End Quote Shona Robison MSP Sport Minister

Selection will begin in March with successful applicants being told in May.

The latest batch of free tickets will cover a range of events over the 11 days of the games and they will be allocated through sportscotland, Education Scotland and Big Lottery Fund, which are involved in the 2014 Legacy programme.

Children involved in school and community sports clubs, coaches and volunteers and people from disadvantaged or disability groups will benefit, the government said.

The scheme was announced by Sport Minister Shona Robison.

Ms Robison said: "This gift of 5,000 Legacy tickets will recognise the valuable contribution made by people to deliver a meaningful legacy.

"We're making sure we can say a big 'thank you' whilst offering beneficiaries the chance to see the best in sporting action, or experience the thrill of the opening or closing ceremony, and deliver an 'I was there when' moment.
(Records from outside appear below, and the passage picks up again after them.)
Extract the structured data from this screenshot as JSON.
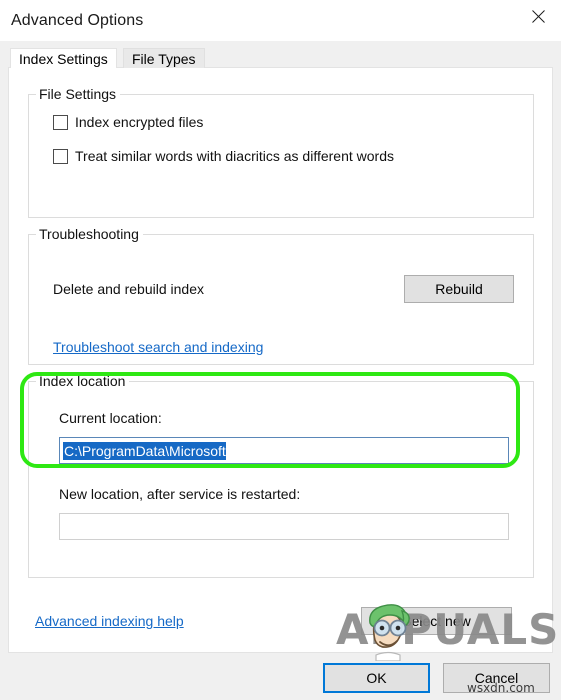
{
  "window": {
    "title": "Advanced Options",
    "close_icon": "close-icon"
  },
  "tabs": [
    {
      "label": "Index Settings",
      "active": true
    },
    {
      "label": "File Types",
      "active": false
    }
  ],
  "groups": {
    "file_settings": {
      "legend": "File Settings",
      "checkboxes": [
        {
          "label": "Index encrypted files",
          "checked": false
        },
        {
          "label": "Treat similar words with diacritics as different words",
          "checked": false
        }
      ]
    },
    "troubleshooting": {
      "legend": "Troubleshooting",
      "row_label": "Delete and rebuild index",
      "rebuild_button": "Rebuild",
      "link": "Troubleshoot search and indexing"
    },
    "index_location": {
      "legend": "Index location",
      "current_label": "Current location:",
      "current_value": "C:\\ProgramData\\Microsoft",
      "current_value_selected": true,
      "new_label": "New location, after service is restarted:",
      "new_value": "",
      "select_new_button": "Select new"
    }
  },
  "footer": {
    "help_link": "Advanced indexing help",
    "ok_button": "OK",
    "cancel_button": "Cancel"
  },
  "annotation": {
    "highlight_color": "#2ee813",
    "target": "index-location-group"
  },
  "watermarks": {
    "brand": "APPUALS",
    "site": "wsxdn.com"
  },
  "colors": {
    "link": "#1569c7",
    "selection": "#1669c5",
    "focus_border": "#0078d7",
    "button_face": "#e1e1e1",
    "dialog_background": "#f0f0f0"
  }
}
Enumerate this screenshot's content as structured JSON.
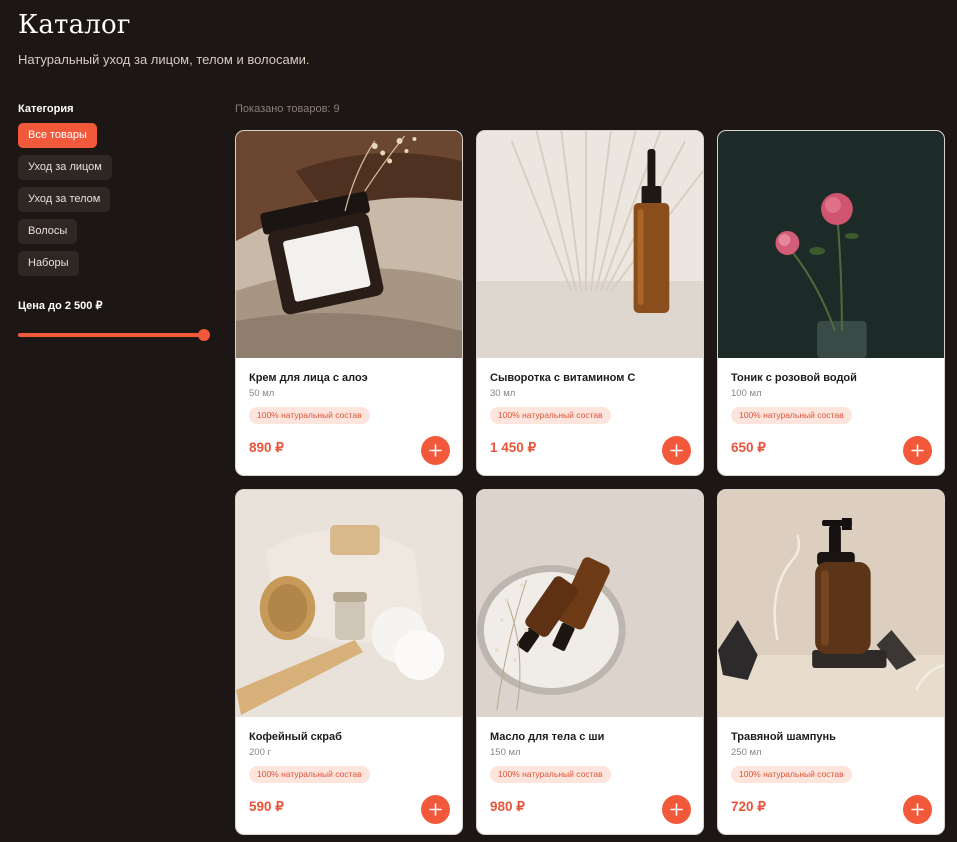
{
  "header": {
    "title": "Каталог",
    "subtitle": "Натуральный уход за лицом, телом и волосами."
  },
  "sidebar": {
    "category_title": "Категория",
    "categories": [
      {
        "label": "Все товары",
        "active": true
      },
      {
        "label": "Уход за лицом",
        "active": false
      },
      {
        "label": "Уход за телом",
        "active": false
      },
      {
        "label": "Волосы",
        "active": false
      },
      {
        "label": "Наборы",
        "active": false
      }
    ],
    "price_title": "Цена до 2 500 ₽",
    "price_slider_fraction": 1.0
  },
  "results": {
    "count_text": "Показано товаров: 9"
  },
  "products": [
    {
      "name": "Крем для лица с алоэ",
      "volume": "50 мл",
      "badge": "100% натуральный состав",
      "price": "890 ₽",
      "image_icon": "cream-jar-photo"
    },
    {
      "name": "Сыворотка с витамином С",
      "volume": "30 мл",
      "badge": "100% натуральный состав",
      "price": "1 450 ₽",
      "image_icon": "serum-dropper-photo"
    },
    {
      "name": "Тоник с розовой водой",
      "volume": "100 мл",
      "badge": "100% натуральный состав",
      "price": "650 ₽",
      "image_icon": "rose-vase-photo"
    },
    {
      "name": "Кофейный скраб",
      "volume": "200 г",
      "badge": "100% натуральный состав",
      "price": "590 ₽",
      "image_icon": "scrub-brush-photo"
    },
    {
      "name": "Масло для тела с ши",
      "volume": "150 мл",
      "badge": "100% натуральный состав",
      "price": "980 ₽",
      "image_icon": "oil-bottles-photo"
    },
    {
      "name": "Травяной шампунь",
      "volume": "250 мл",
      "badge": "100% натуральный состав",
      "price": "720 ₽",
      "image_icon": "shampoo-pump-photo"
    }
  ],
  "colors": {
    "accent": "#f2583a",
    "background": "#1c1614",
    "badge_bg": "#fde4dc"
  }
}
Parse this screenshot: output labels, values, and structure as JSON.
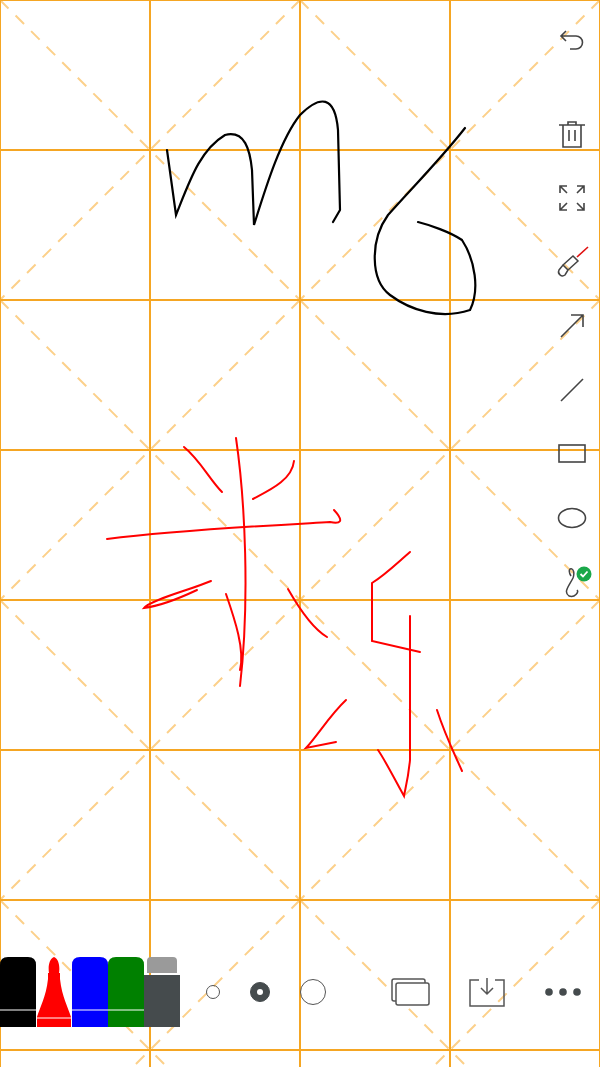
{
  "side_tools": [
    {
      "kind": "undo"
    },
    {
      "kind": "clear"
    },
    {
      "kind": "fullscreen"
    },
    {
      "kind": "laser",
      "selected": false
    },
    {
      "kind": "arrow",
      "selected": false
    },
    {
      "kind": "line",
      "selected": false
    },
    {
      "kind": "rectangle",
      "selected": false
    },
    {
      "kind": "ellipse",
      "selected": false
    },
    {
      "kind": "freehand",
      "selected": true
    }
  ],
  "pens": [
    {
      "kind": "marker",
      "color": "#000000",
      "selected": false
    },
    {
      "kind": "marker",
      "color": "#ff0000",
      "selected": true
    },
    {
      "kind": "marker",
      "color": "#0000ff",
      "selected": false
    },
    {
      "kind": "marker",
      "color": "#008000",
      "selected": false
    },
    {
      "kind": "eraser",
      "selected": false
    }
  ],
  "stroke_sizes": [
    {
      "selected": false
    },
    {
      "selected": true
    },
    {
      "selected": false
    }
  ],
  "actions": [
    {
      "kind": "layers"
    },
    {
      "kind": "save"
    },
    {
      "kind": "more"
    }
  ]
}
"My hope is that the memories created by seeing the games will last a lifetime."


From BBC